In a report released Tuesday, the United Nations health agency said the popular nicotine-vapor products, particularly the fruit, candy and alcohol-drink flavors, could serve as gateway addictions for children and adolescents, according to The Associated Press. WHO recommended governments prohibit or keep to a minimum any advertising, promotion or sponsorship of the products.
In its report, the Geneva-based agency found that the boom in e-cigarettes presents a public health dilemma.
Regulation "is a necessary precondition for establishing a scientific basis on which to judge the effects of their use, and for ensuring that adequate research is conducted and the public health is protected and people made aware of the potential risks and benefits," the report said.
The report, requested in 2012 by the 179-nation WHO treaty for controlling tobacco, will be discussed at a conference in Moscow in October. If the recommendations are adopted, the next step would be for nations to strengthen their laws and policies to meet the treaty obligations, according to the news outlet.
"E-cigarettes are a story of both risks and promises. In a sense, they are a double-edged sword," Dr. Douglas Bettcher, director of WHO's Department for Prevention of Non-communicable Diseases, told reporters. "The tobacco industry is taking greater share -- as public health partners pretending to be part of the solution to the health disaster they have created."
Sales are banned in 13 of the 59 countries that regulate the devices, the WHO reported, but most of those 13 countries say they are still available because of illicit trade and cross-border Internet sales, the AP added.
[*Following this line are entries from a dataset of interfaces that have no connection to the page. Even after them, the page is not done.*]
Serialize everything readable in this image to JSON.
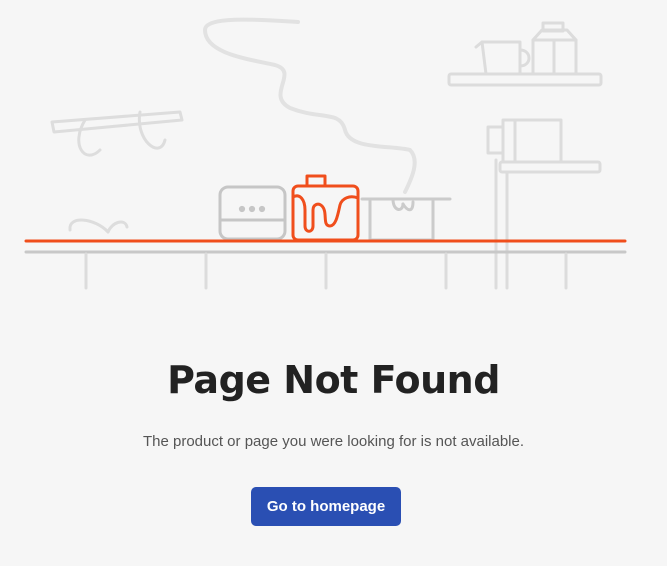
{
  "error_page": {
    "title": "Page Not Found",
    "message": "The product or page you were looking for is not available.",
    "home_button_label": "Go to homepage"
  },
  "colors": {
    "background": "#f6f6f6",
    "accent": "#f04e1c",
    "line_art": "#d6d6d6",
    "shelf": "#c8c8c8",
    "button": "#2a4fb3",
    "title": "#222222",
    "message": "#555555"
  }
}
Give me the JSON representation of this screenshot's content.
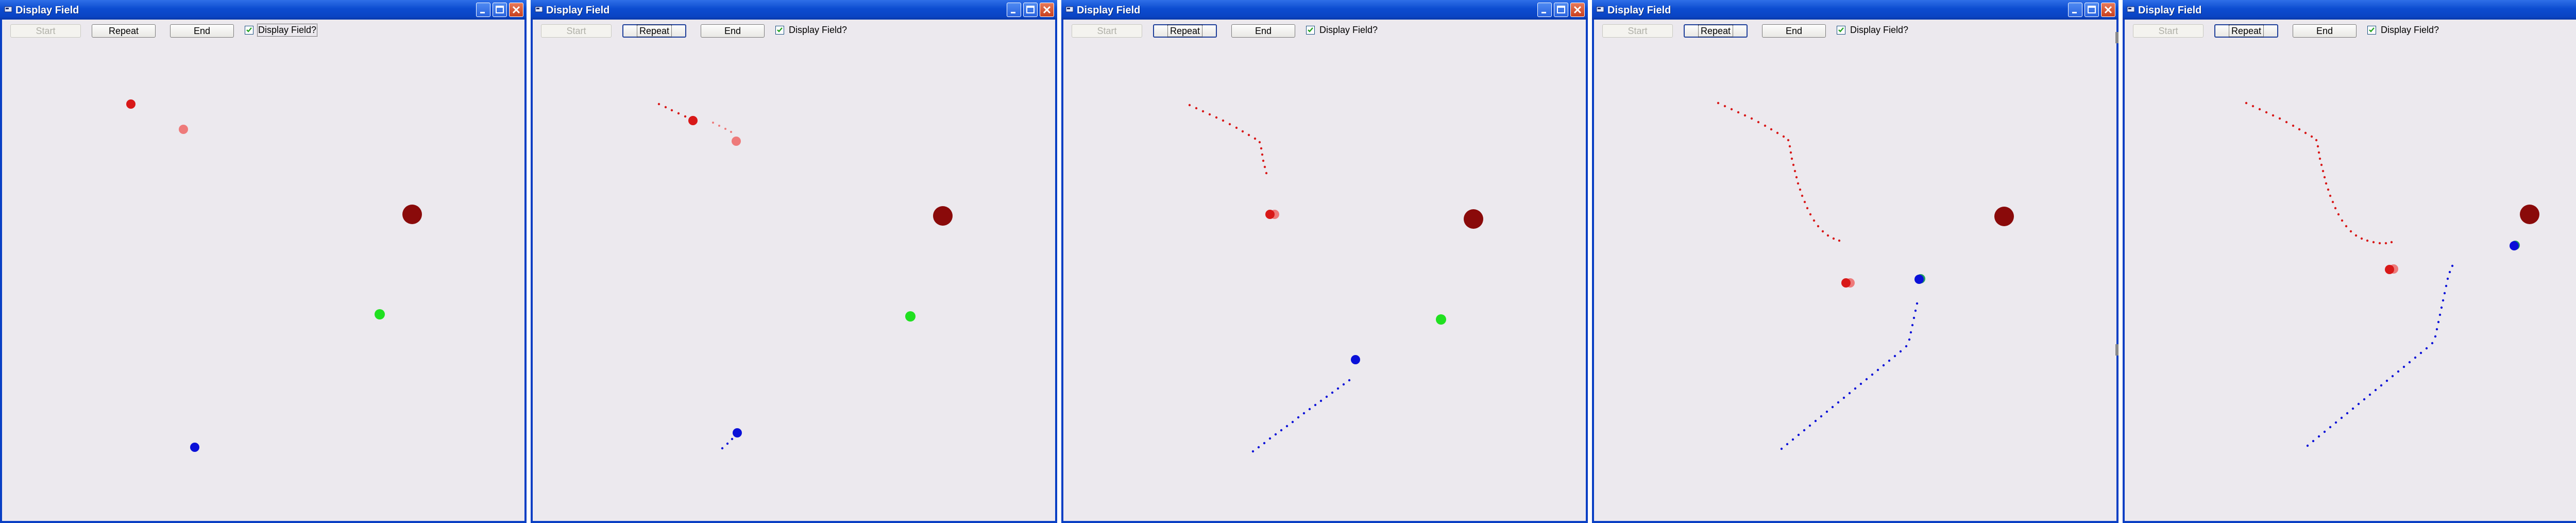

Even if tougher regulations take hold, they may not apply in the United States. According to Vivian Azer, Cowen & Co.'s director and senior research analyst specializing in the beverage and tobacco sectors, WHO began taking formal action against tobacco in 2005 with the Framework Convention on a Tobacco Control (FCTC), which has since been ratified by 179 states. However, the United States is the only non-signatory state and thus is not obliged to implement measures in the FCTC.
Not everyone agrees with the agency's policy push.
"The WHO recommendations will do more harm than good, ironically protect cigarette sales, and do little to decrease the avoidable burden of non-communicable diseases," said Gerry Stimson, Emeritus Professor at Imperial College, London and co-director of Knowledge-Action-Change. "What is needed is light-touch regulation and a proper appreciation of tradeoffs between regulation to protect consumers whilst not destroying the value these products offer to smokers who want to quit smoking."
In May, Stimson and more than 50 other leading scientists submitted a letter to WHO Director General Margaret Chan, urging the organization not to treat electronic cigarette regulation in the same manner as traditional tobacco.